"That's the problem, see," said Gertrude triumphantly. "Here in Paris, it is neater. It's all over in a split second. One day I must take to you the Place de la Concord. You'll see."
Arm in arm they wandered through the streets chatting, Gertrude's love of literature was evident, and she often suggested novels to Josephine who had purchased a small pocketbook to keep track. "Have you had a chance to read Jane Eyre yet?" Gertrude asked Josephine one day.
"Not yet. You've kept me on my toes, and I admit I collapse into bed and fall fast asleep as soon as my head hits the pillow."
"Well hurry up, I'm dying to know your opinion of Rochester. And I want to know what you think of his wife. She's an odd character."

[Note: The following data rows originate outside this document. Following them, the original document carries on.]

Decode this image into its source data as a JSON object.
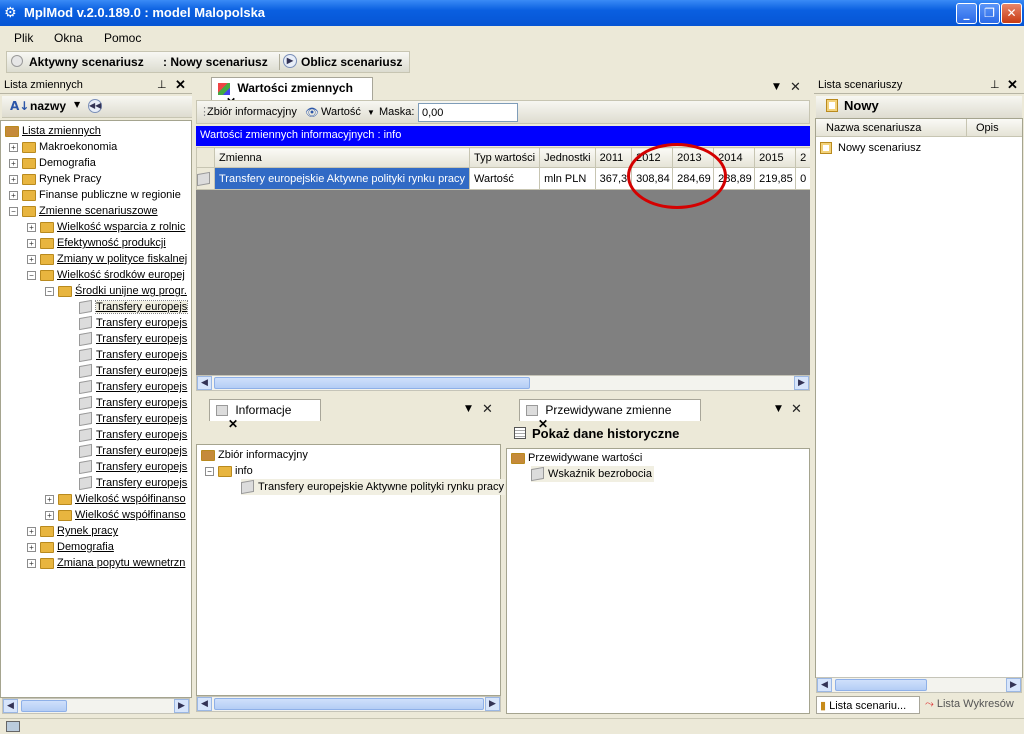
{
  "window": {
    "title": "MplMod v.2.0.189.0 : model Malopolska"
  },
  "menu": [
    "Plik",
    "Okna",
    "Pomoc"
  ],
  "scenario_bar": {
    "active_label": "Aktywny scenariusz",
    "active_value": ": Nowy scenariusz",
    "compute_label": "Oblicz scenariusz"
  },
  "left_panel": {
    "title": "Lista zmiennych",
    "sort_label": "nazwy",
    "tree": [
      {
        "label": "Lista zmiennych",
        "level": 0,
        "type": "root",
        "expander": ""
      },
      {
        "label": "Makroekonomia",
        "level": 1,
        "type": "folder",
        "expander": "+"
      },
      {
        "label": "Demografia",
        "level": 1,
        "type": "folder",
        "expander": "+"
      },
      {
        "label": "Rynek Pracy",
        "level": 1,
        "type": "folder",
        "expander": "+"
      },
      {
        "label": "Finanse publiczne w regionie",
        "level": 1,
        "type": "folder",
        "expander": "+"
      },
      {
        "label": "Zmienne scenariuszowe",
        "level": 1,
        "type": "folder",
        "expander": "-",
        "underline": true
      },
      {
        "label": "Wielkość wsparcia z rolnic",
        "level": 2,
        "type": "folder",
        "expander": "+",
        "underline": true
      },
      {
        "label": "Efektywność produkcji",
        "level": 2,
        "type": "folder",
        "expander": "+",
        "underline": true
      },
      {
        "label": "Zmiany w polityce fiskalnej",
        "level": 2,
        "type": "folder",
        "expander": "+",
        "underline": true
      },
      {
        "label": "Wielkość środków europej",
        "level": 2,
        "type": "folder",
        "expander": "-",
        "underline": true
      },
      {
        "label": "Środki unijne wg progr.",
        "level": 3,
        "type": "folder",
        "expander": "-",
        "underline": true
      },
      {
        "label": "Transfery europejs",
        "level": 4,
        "type": "cube",
        "expander": "",
        "underline": true,
        "selected": true
      },
      {
        "label": "Transfery europejs",
        "level": 4,
        "type": "cube",
        "expander": "",
        "underline": true
      },
      {
        "label": "Transfery europejs",
        "level": 4,
        "type": "cube",
        "expander": "",
        "underline": true
      },
      {
        "label": "Transfery europejs",
        "level": 4,
        "type": "cube",
        "expander": "",
        "underline": true
      },
      {
        "label": "Transfery europejs",
        "level": 4,
        "type": "cube",
        "expander": "",
        "underline": true
      },
      {
        "label": "Transfery europejs",
        "level": 4,
        "type": "cube",
        "expander": "",
        "underline": true
      },
      {
        "label": "Transfery europejs",
        "level": 4,
        "type": "cube",
        "expander": "",
        "underline": true
      },
      {
        "label": "Transfery europejs",
        "level": 4,
        "type": "cube",
        "expander": "",
        "underline": true
      },
      {
        "label": "Transfery europejs",
        "level": 4,
        "type": "cube",
        "expander": "",
        "underline": true
      },
      {
        "label": "Transfery europejs",
        "level": 4,
        "type": "cube",
        "expander": "",
        "underline": true
      },
      {
        "label": "Transfery europejs",
        "level": 4,
        "type": "cube",
        "expander": "",
        "underline": true
      },
      {
        "label": "Transfery europejs",
        "level": 4,
        "type": "cube",
        "expander": "",
        "underline": true
      },
      {
        "label": "Wielkość współfinanso",
        "level": 3,
        "type": "folder",
        "expander": "+",
        "underline": true
      },
      {
        "label": "Wielkość współfinanso",
        "level": 3,
        "type": "folder",
        "expander": "+",
        "underline": true
      },
      {
        "label": "Rynek pracy",
        "level": 2,
        "type": "folder",
        "expander": "+",
        "underline": true
      },
      {
        "label": "Demografia",
        "level": 2,
        "type": "folder",
        "expander": "+",
        "underline": true
      },
      {
        "label": "Zmiana popytu wewnetrzn",
        "level": 2,
        "type": "folder",
        "expander": "+",
        "underline": true
      }
    ]
  },
  "values_panel": {
    "tab": "Wartości zmiennych",
    "toolbar": {
      "set_label": "Zbiór informacyjny",
      "value_label": "Wartość",
      "mask_label": "Maska:",
      "mask_value": "0,00"
    },
    "header_bar": "Wartości zmiennych informacyjnych : info",
    "columns": [
      "Zmienna",
      "Typ wartości",
      "Jednostki",
      "2011",
      "2012",
      "2013",
      "2014",
      "2015",
      "2"
    ],
    "rows": [
      {
        "cells": [
          "Transfery europejskie Aktywne polityki rynku pracy",
          "Wartość",
          "mln PLN",
          "367,3",
          "308,84",
          "284,69",
          "288,89",
          "219,85",
          "0"
        ]
      }
    ]
  },
  "info_panel": {
    "tab": "Informacje",
    "tree": [
      "Zbiór informacyjny",
      "info",
      "Transfery europejskie Aktywne polityki rynku pracy"
    ]
  },
  "predicted_panel": {
    "tab": "Przewidywane zmienne",
    "history_label": "Pokaż dane historyczne",
    "tree": [
      "Przewidywane wartości",
      "Wskaźnik bezrobocia"
    ]
  },
  "right_panel": {
    "title": "Lista scenariuszy",
    "new_label": "Nowy",
    "columns": [
      "Nazwa scenariusza",
      "Opis"
    ],
    "items": [
      "Nowy scenariusz"
    ],
    "bottom_tabs": [
      "Lista scenariu...",
      "Lista Wykresów"
    ]
  },
  "colors": {
    "titlebar": "#0a5fe0",
    "header_bar": "#0000ff",
    "selection": "#316ac5",
    "grid_bg": "#808080",
    "annotation": "#d40000"
  }
}
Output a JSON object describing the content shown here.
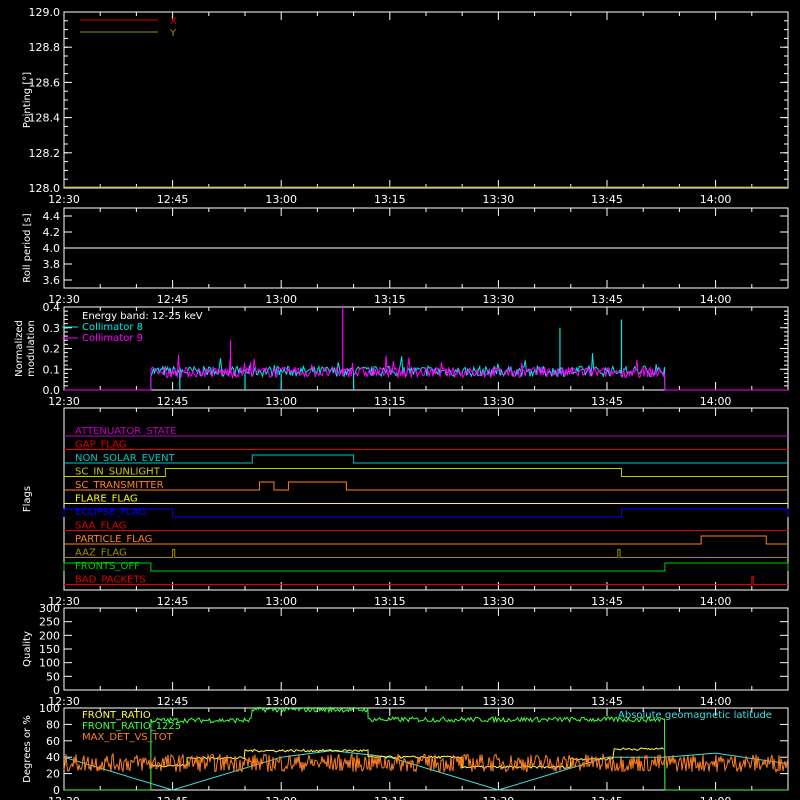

"What about Jane herself?" Josephine asked with a wry smile. It was just like Gertrude not to be overly interested in the heroine.
"Pah, she's wet. I can't stand her," Gertrude scoffed. "I find Bertha far more interesting, what's sent her mad I wonder?" She clapped her hands to her mouth. "Mustn't say more," she said. "I don't want to spoil it for you. But still read it will you, then we can discuss it, as I'm dying to do.
One morning Gertrude was buzzing with excitement. "I've just found out, there's to be execution today. I read about it in the papers. We must go, if only to let you see the difference between the English and French method."
Josephine was reluctant but she let Gertrude summon a carriage to take them to the Place de la Concorde. Like it had been at Newgate there was a carnival atmosphere with hot food and all the taverns spilling out to the street. Entertainers were making the most of the crowd by performing for a small coin and everyone was laughing and smiling, as though they had forgotten the reason they were there.
Gertrude seemed quite caught up in the spectacle whereas Josephine found it macabre, but she tried to hide her fears seeing how Gertrude loved it so. Running to a stall Gertrude bought a bag of roasted chestnuts to munch on while they waited relishing their creamy sweetness. They eavesdropped on their neighbours. Despite the reason for being there the mood was buoyant.
As gruesome as the basket of heads were, she had to admit their deaths were cleaner. Though she did not think she would soon forget the high pitched slicing sound of the blade passing through neck and the terrible finality of the thump when it reached the block. Each criminal walked up the stairs to the platform, some waving farewell, others suitably despondent at the thought of meeting their maker. The bloody blade glistening in the sunshine. "How awful to see it like that," Josephine murmured to Gertrude. "Imagine seeing the instrument of your death."
Josephine shut her eyes again when the crowd went quiet in anticipation, but the crunch of the head falling into the basket reverberated around square. She shuddered as the roar went up and watched with horror as yet another victim was led up the stairs. "No!" she said to Gertrude. "No, no, no," she repeated as she backed away, the crowd behind her making way and then closing over the spot where she had once stood.
"Stay, don't you love the atmosphere?" Gertrude implored her.
"No, it's horrid. I'm getting a carriage. I need to get home." Gertrude looked at her and then back to see the man kneeling by the block. She bounced on her toes, obviously torn. "You can stay if you like," Josephine said. "But I'm off." She hailed a carriage and drove away not caring that Gertrude stared sadly at her disappearing carriage or that she hailed her own transport and followed.
* Jane Eyre, Charlotte Bronte